Facts are related pieces of information in a document. To see specifics on which actions the youth are demanding, I created the climateActionsFact using the Autogenerate Fact Rule to see relationships between the ActionVerb and relateClimate concepts. First, I created a new custom concept climateActionsFact and selected Autogenerate fact rules:

When the Fact Rule Generation box appeared, I moved the two custom concepts from the Available concepts column to the Selected concepts column and clicked Generate Rules:

Now that I’ve given the autogenerate engine two concepts, I have to rerun the node so that VTA can autogenerate the PREDICATE_RULE that describes the climateActionFact.

After the node ran, the results appeared in the Sandbox, and I copied the resulting PREDICATE_RULE to the Edit Concept window and ran the node again to see the matching documents.

Let’s take a look at what this PREDICATE_RULE is doing. Here is the syntax:

PREDICATE_RULE:(concept1, concept2):(SENT, "_concept1{ActionVerb}", "_concept2{relatedClimate}")

And to recall, here are the custom concepts we defined earlier:

Therefore, PREDICATE_RULE:(concept1, concept2):(SENT, “_concept1{ActionVerb}”, “_concept2{relatedClimate}”) will return matches where any combination of both the ActionVerb and relatedClimate concepts are found within the same sentence.

There were 137 out of 40,131 tweets that matched this PREDICATE_RULE. That means that VTA’s machine learning algorithms examined 40,131 tweets and determined that 137 satisfied the logic expressed in this PREDICATE_RULE. Remember how this started, I selected 8 words to define a Concept to express action verbs, then I selected 6 words to define another Concept to express climate related words.
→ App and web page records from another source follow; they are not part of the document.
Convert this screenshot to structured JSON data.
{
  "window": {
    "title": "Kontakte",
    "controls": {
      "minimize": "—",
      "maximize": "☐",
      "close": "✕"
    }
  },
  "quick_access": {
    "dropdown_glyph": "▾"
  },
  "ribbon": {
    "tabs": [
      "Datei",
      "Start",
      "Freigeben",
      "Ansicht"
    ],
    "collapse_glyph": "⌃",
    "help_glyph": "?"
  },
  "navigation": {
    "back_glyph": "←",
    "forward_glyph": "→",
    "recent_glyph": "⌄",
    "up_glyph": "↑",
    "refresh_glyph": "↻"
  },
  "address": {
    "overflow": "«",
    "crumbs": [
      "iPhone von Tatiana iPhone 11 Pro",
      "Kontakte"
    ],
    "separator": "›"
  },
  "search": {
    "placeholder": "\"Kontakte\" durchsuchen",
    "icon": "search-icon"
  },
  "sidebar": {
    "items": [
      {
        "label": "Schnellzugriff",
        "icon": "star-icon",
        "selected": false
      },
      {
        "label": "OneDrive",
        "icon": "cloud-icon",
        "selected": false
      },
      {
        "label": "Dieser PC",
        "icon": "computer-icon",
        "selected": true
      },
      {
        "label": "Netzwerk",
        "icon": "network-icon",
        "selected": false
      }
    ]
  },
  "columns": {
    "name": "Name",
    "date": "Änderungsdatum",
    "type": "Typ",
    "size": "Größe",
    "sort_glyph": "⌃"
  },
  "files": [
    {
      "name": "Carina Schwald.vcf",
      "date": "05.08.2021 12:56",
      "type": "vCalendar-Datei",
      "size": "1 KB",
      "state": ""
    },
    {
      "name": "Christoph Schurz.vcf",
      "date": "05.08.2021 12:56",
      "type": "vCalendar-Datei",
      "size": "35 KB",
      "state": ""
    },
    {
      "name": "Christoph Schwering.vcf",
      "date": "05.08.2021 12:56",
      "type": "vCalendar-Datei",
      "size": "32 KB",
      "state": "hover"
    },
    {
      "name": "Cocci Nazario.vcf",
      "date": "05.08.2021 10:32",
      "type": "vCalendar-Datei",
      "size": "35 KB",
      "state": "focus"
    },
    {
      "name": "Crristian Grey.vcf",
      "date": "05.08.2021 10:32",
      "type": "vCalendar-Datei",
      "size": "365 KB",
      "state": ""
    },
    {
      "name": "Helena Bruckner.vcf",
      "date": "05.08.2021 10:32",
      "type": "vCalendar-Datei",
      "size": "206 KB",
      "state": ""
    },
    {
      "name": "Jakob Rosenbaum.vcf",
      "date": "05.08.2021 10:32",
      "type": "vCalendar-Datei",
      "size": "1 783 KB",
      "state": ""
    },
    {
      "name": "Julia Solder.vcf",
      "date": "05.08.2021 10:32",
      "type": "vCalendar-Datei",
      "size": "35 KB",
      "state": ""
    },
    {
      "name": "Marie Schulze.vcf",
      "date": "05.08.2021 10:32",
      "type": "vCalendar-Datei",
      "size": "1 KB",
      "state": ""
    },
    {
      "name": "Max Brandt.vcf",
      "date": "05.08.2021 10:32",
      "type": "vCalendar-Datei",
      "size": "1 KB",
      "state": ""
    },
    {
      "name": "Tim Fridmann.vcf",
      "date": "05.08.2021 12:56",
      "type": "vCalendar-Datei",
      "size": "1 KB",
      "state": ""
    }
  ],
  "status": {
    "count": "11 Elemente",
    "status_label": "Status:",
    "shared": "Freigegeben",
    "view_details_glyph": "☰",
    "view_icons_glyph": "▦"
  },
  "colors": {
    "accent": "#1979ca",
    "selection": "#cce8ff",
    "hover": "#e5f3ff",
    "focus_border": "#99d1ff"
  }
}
Using those 18 words, VTA autogenerated the PREDICATE_RULE and then its machine learning algorithms found meaningful relationships between these two Concepts that reflect the demands that people, mostly youth, expressed on those tweets.

In the screenshot below, you can see the tweets with the highest number of Facts matched with the climateActionsFact. The right column titled Fact Matches indicates how many text matches were found on the document to its left. The highest number of matches was 4.

In the next screenshot, you can see the tweets with only one Fact matched with the climateActionsFact. Even, when there is only one matched Fact, it is interesting to see the significant relationships found by the machine learning algorithms between the two Concepts which had simple definitions.

Conclusion

Analyzing tweets is challenging because of their succinctness (max 280 characters). However, that task is facilitated by the powerful features of SAS Visual Text Analytics (VTA), which includes embedded machine learning algorithms. In this blog, I used the Autogenerate Fact Rule to quickly find relationships between related pieces of information and to identify specific actions that people were recommending.

Next Steps

Here are some additional links related to this week events:

Here are few additional articles on using VTA to analyze text:

Share

About Author

Patricia Neri

Principal Analytical Consultant

Patricia Neri is a Principal Analytical Consultant in the Global Enablement and Learning (GEL) Team within SAS R&D's Global Technical Enablement Division. Patricia has used Applied Mathematics, Analytics and Optimization to solve real-world problems on a variety of projects on education, healthcare, telecommunications, banking, retail and hospitality in Europe, Africa, Canada, US and South America. She serves as the chair of the INFORMS Prize Committee for the “Daniel H. Wagner Prize for Excellence in Operations Research Practice” and volunteers with her therapy dog in the See Spot Read program at the local libraries in Cary.

Related Posts

Leave A Reply

Back to Top